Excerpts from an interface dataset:

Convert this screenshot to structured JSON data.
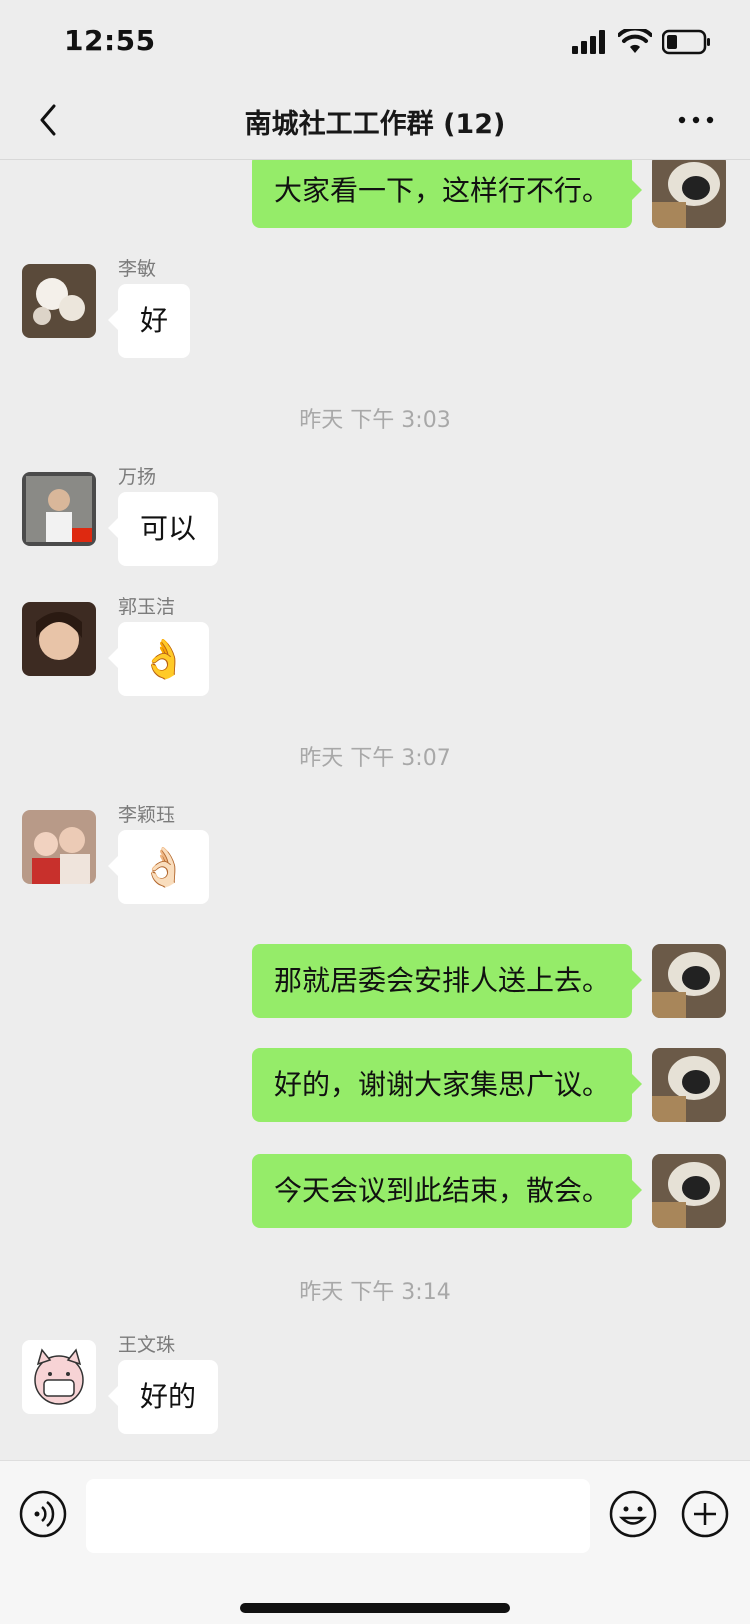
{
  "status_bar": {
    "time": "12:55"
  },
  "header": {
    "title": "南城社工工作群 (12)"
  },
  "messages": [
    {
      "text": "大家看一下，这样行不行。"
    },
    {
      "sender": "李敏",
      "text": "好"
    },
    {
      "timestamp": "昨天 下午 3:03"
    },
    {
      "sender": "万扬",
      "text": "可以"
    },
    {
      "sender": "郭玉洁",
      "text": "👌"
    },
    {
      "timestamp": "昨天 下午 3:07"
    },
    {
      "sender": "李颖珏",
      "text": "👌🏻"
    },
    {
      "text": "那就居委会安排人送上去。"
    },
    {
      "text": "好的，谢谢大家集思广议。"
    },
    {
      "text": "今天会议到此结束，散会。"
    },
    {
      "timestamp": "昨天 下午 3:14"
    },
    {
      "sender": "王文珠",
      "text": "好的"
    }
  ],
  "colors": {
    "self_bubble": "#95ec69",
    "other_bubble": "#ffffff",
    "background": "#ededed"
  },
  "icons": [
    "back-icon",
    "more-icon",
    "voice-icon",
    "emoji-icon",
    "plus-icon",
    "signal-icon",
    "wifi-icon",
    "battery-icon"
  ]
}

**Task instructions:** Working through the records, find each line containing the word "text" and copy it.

**Written response:**
      "text": "大家看一下，这样行不行。"
      "text": "好"
      "text": "可以"
      "text": "👌"
      "text": "👌🏻"
      "text": "那就居委会安排人送上去。"
      "text": "好的，谢谢大家集思广议。"
      "text": "今天会议到此结束，散会。"
      "text": "好的"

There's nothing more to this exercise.